## Work to be completed
Without any omission, reproduce the records that follow.

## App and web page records
+===+

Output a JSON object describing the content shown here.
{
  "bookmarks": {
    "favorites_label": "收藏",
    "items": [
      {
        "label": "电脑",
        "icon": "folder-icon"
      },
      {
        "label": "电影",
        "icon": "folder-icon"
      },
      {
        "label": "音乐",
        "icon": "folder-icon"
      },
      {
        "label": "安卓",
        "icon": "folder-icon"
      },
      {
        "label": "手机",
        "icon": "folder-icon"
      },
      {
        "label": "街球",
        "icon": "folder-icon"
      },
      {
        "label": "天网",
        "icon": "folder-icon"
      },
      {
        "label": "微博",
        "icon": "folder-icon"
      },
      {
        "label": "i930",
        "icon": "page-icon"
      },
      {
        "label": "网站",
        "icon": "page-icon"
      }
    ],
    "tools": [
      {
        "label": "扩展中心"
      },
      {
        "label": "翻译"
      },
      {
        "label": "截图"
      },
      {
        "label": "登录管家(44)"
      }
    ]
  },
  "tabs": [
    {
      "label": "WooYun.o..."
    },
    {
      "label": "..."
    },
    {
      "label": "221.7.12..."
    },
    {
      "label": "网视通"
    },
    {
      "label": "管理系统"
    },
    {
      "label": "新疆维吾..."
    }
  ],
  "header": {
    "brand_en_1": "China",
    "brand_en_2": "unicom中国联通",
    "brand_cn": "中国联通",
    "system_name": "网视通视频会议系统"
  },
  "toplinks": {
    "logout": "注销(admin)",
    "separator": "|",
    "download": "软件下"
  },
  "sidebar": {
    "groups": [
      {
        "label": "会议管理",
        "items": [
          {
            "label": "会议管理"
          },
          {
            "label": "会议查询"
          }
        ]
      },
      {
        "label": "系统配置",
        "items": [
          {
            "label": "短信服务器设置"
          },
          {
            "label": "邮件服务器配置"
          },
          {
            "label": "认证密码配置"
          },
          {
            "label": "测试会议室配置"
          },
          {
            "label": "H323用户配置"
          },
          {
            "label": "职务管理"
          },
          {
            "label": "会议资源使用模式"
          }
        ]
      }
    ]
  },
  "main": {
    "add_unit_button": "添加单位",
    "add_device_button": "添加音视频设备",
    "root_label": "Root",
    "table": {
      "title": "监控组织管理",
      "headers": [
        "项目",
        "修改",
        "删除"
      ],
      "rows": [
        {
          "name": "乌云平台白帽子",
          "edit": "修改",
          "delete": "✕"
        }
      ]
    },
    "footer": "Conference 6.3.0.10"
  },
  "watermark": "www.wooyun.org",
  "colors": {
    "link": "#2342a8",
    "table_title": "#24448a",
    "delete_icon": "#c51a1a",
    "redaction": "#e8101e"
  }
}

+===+

## Reply to the exercise
Output a JSON object describing the content shown here.
{
  "bookmarks": {
    "favorites_label": "收藏",
    "items": [
      {
        "label": "电脑",
        "icon": "folder-icon"
      },
      {
        "label": "电影",
        "icon": "folder-icon"
      },
      {
        "label": "音乐",
        "icon": "folder-icon"
      },
      {
        "label": "安卓",
        "icon": "folder-icon"
      },
      {
        "label": "手机",
        "icon": "folder-icon"
      },
      {
        "label": "街球",
        "icon": "folder-icon"
      },
      {
        "label": "天网",
        "icon": "folder-icon"
      },
      {
        "label": "微博",
        "icon": "folder-icon"
      },
      {
        "label": "i930",
        "icon": "page-icon"
      },
      {
        "label": "网站",
        "icon": "page-icon"
      }
    ],
    "tools": [
      {
        "label": "扩展中心"
      },
      {
        "label": "翻译"
      },
      {
        "label": "截图"
      },
      {
        "label": "登录管家(44)"
      }
    ]
  },
  "tabs": [
    {
      "label": "WooYun.o..."
    },
    {
      "label": "..."
    },
    {
      "label": "221.7.12..."
    },
    {
      "label": "网视通"
    },
    {
      "label": "管理系统"
    },
    {
      "label": "新疆维吾..."
    }
  ],
  "header": {
    "brand_en_1": "China",
    "brand_en_2": "unicom中国联通",
    "brand_cn": "中国联通",
    "system_name": "网视通视频会议系统"
  },
  "toplinks": {
    "logout": "注销(admin)",
    "separator": "|",
    "download": "软件下"
  },
  "sidebar": {
    "groups": [
      {
        "label": "会议管理",
        "items": [
          {
            "label": "会议管理"
          },
          {
            "label": "会议查询"
          }
        ]
      },
      {
        "label": "系统配置",
        "items": [
          {
            "label": "短信服务器设置"
          },
          {
            "label": "邮件服务器配置"
          },
          {
            "label": "认证密码配置"
          },
          {
            "label": "测试会议室配置"
          },
          {
            "label": "H323用户配置"
          },
          {
            "label": "职务管理"
          },
          {
            "label": "会议资源使用模式"
          }
        ]
      }
    ]
  },
  "main": {
    "add_unit_button": "添加单位",
    "add_device_button": "添加音视频设备",
    "root_label": "Root",
    "table": {
      "title": "监控组织管理",
      "headers": [
        "项目",
        "修改",
        "删除"
      ],
      "rows": [
        {
          "name": "乌云平台白帽子",
          "edit": "修改",
          "delete": "✕"
        }
      ]
    },
    "footer": "Conference 6.3.0.10"
  },
  "watermark": "www.wooyun.org",
  "colors": {
    "link": "#2342a8",
    "table_title": "#24448a",
    "delete_icon": "#c51a1a",
    "redaction": "#e8101e"
  }
}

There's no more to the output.